September 4, 2017
Now that the smoke has cleared and most people were fine with what I said, I'll go ahead and put this out even though most of you have heard it by this point. This is the original version, maybe slightly more unfiltered than what came out in the revised version. My only regret is that I forgot to mention a couple of our beautiful fans I got to meet there. Love you guys. I corrected it in the second version, but let's let this original recording be the one that remains.
August 29, 2017
Russ Ballard is one of the most successful songwriters of the rock era. Artists from Ace Frehley to America have scored with tunes written by the man. Russ has also shepherded a successful solo career which, oddly, never took off quite as strongly as the success others were having recording those same songs. We talk about why that might be as well as his days in Argent and earlier, what makes a good pop song, and we get insight into some of the people he's worked with after over 50 years in the business! He also has some genius career advice for Roger Daltrey. You'll be blown away by how many hits he's responsible for and how diverse his style is!
August 28, 2017

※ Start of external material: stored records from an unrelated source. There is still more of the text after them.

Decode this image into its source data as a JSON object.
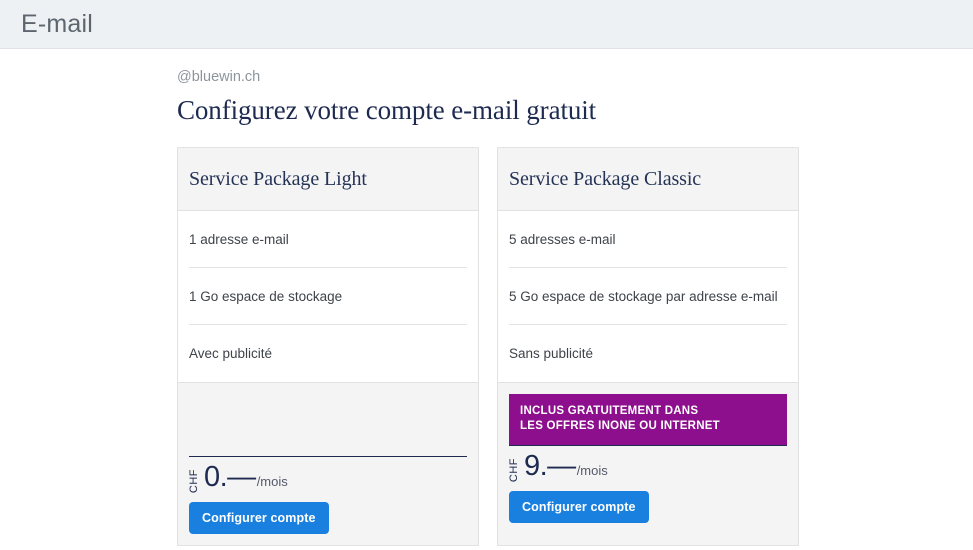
{
  "appbar": {
    "title": "E-mail"
  },
  "page": {
    "domain_label": "@bluewin.ch",
    "title": "Configurez votre compte e-mail gratuit"
  },
  "colors": {
    "appbar_background": "#eef1f4",
    "accent_blue": "#1980e0",
    "promo_purple": "#8d0f8d",
    "heading_navy": "#1e2a50",
    "card_header_gray": "#f4f4f4"
  },
  "cards": [
    {
      "title": "Service Package Light",
      "features": [
        "1 adresse e-mail",
        "1 Go espace de stockage",
        "Avec publicité"
      ],
      "promo": null,
      "price": {
        "currency": "CHF",
        "amount": "0.—",
        "period": "/mois"
      },
      "cta_label": "Configurer compte"
    },
    {
      "title": "Service Package Classic",
      "features": [
        "5 adresses e-mail",
        "5 Go espace de stockage par adresse e-mail",
        "Sans publicité"
      ],
      "promo": {
        "line1": "INCLUS GRATUITEMENT DANS",
        "line2": "LES OFFRES INONE OU INTERNET"
      },
      "price": {
        "currency": "CHF",
        "amount": "9.—",
        "period": "/mois"
      },
      "cta_label": "Configurer compte"
    }
  ]
}
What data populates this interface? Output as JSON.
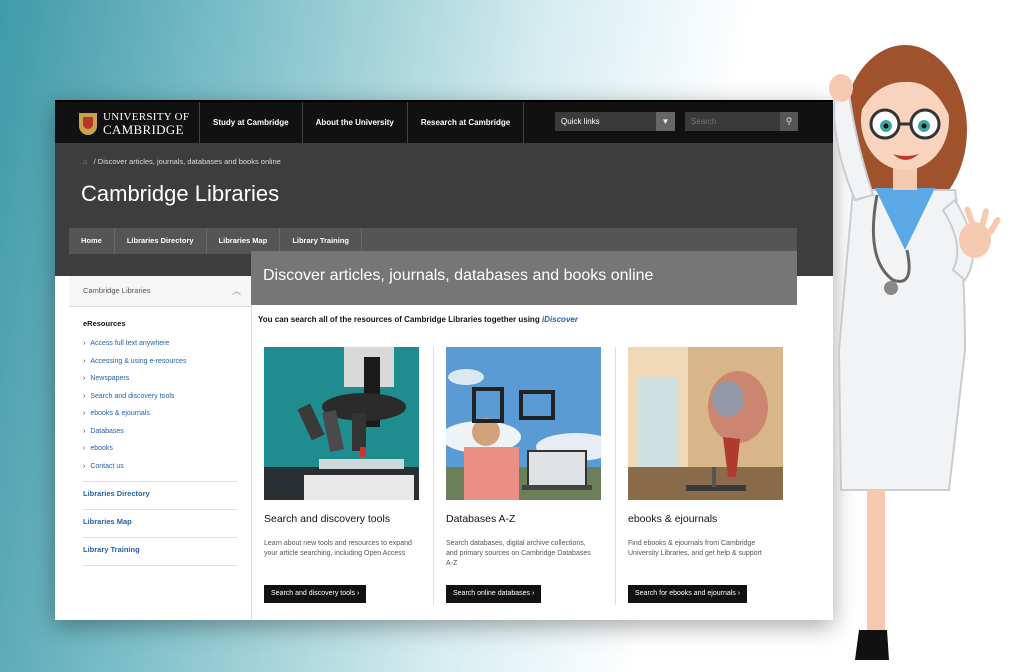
{
  "topbar": {
    "logo_line1": "UNIVERSITY OF",
    "logo_line2": "CAMBRIDGE",
    "nav": [
      "Study at Cambridge",
      "About the University",
      "Research at Cambridge"
    ],
    "quick_links_label": "Quick links",
    "search_placeholder": "Search"
  },
  "header": {
    "breadcrumb": "Discover articles, journals, databases and books online",
    "title": "Cambridge Libraries",
    "secondary_nav": [
      "Home",
      "Libraries Directory",
      "Libraries Map",
      "Library Training"
    ]
  },
  "sidebar": {
    "heading": "Cambridge Libraries",
    "group_title": "eResources",
    "links": [
      "Access full text anywhere",
      "Accessing & using e-resources",
      "Newspapers",
      "Search and discovery tools",
      "ebooks & ejournals",
      "Databases",
      "ebooks",
      "Contact us"
    ],
    "main_links": [
      "Libraries Directory",
      "Libraries Map",
      "Library Training"
    ]
  },
  "main": {
    "banner": "Discover articles, journals, databases and books online",
    "intro_text": "You can search all of the resources of Cambridge Libraries together using",
    "intro_link": "iDiscover",
    "cards": [
      {
        "title": "Search and discovery tools",
        "description": "Learn about new tools and resources to expand your article searching, including Open Access",
        "button": "Search and discovery tools"
      },
      {
        "title": "Databases A-Z",
        "description": "Search databases, digital archive collections, and primary sources on Cambridge Databases A-Z",
        "button": "Search online databases"
      },
      {
        "title": "ebooks & ejournals",
        "description": "Find ebooks & ejournals from Cambridge University Libraries, and get help & support",
        "button": "Search for ebooks and ejournals"
      }
    ]
  },
  "icons": {
    "home": "home-icon",
    "search": "search-icon",
    "dropdown": "chevron-down-icon",
    "collapse": "chevron-up-icon",
    "link_arrow": "chevron-right-icon"
  },
  "colors": {
    "topbar": "#111111",
    "header": "#3d3d3d",
    "link": "#2462a8",
    "banner": "#767676"
  }
}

These days, Gary Corbett may be best known for his time in Cinderella and as the touring keyboard player with Kiss. What everyone may not know is that he actually comes from a pop background. He started out in the new wave band Tom Dickie and the Desires, but his first brush with success was when Cyndi Lauper recorded a little song he co-wrote called "She Bop". That tune went on to be a huge hit and his career has been building ever since. This led to working with artists like Debbie Gibson and the great Lou Gramm and even some of the Marleys! He's seen a lot and had a wide-ranging career and he was kind enough to let us talk to him live at the Rock n Pod Expo.
August 22, 2017
John Parr was one of the most promising artists of the 80s. He broke out in 1984 with the decent-sized hit "Naughty Naughty" (#23), but then he hit the jackpot when his theme for the movie St. Elmo's Fire, "Man In Motion", topped the charts in 1985. This should have launched him into the stratosphere with other heavyweights like Bryan Adams and Eddie Money, but it didn't. Once again, label politics stifled what should have been a big career. John did carry on for a few more years, recording several more movie themes along the way (Running Man, Three Men and a Baby, American Anthem, Quicksilver), but wasn't given the support he deserved. Ultimately, he's had the last laugh though, as "Man In Motion" has never gone away and he's very active on the 80s tour circuit. He's a wonderful man who's been though a lot and come out the other end victorious. Plus, you'll remember how much fun his music is. Enjoy!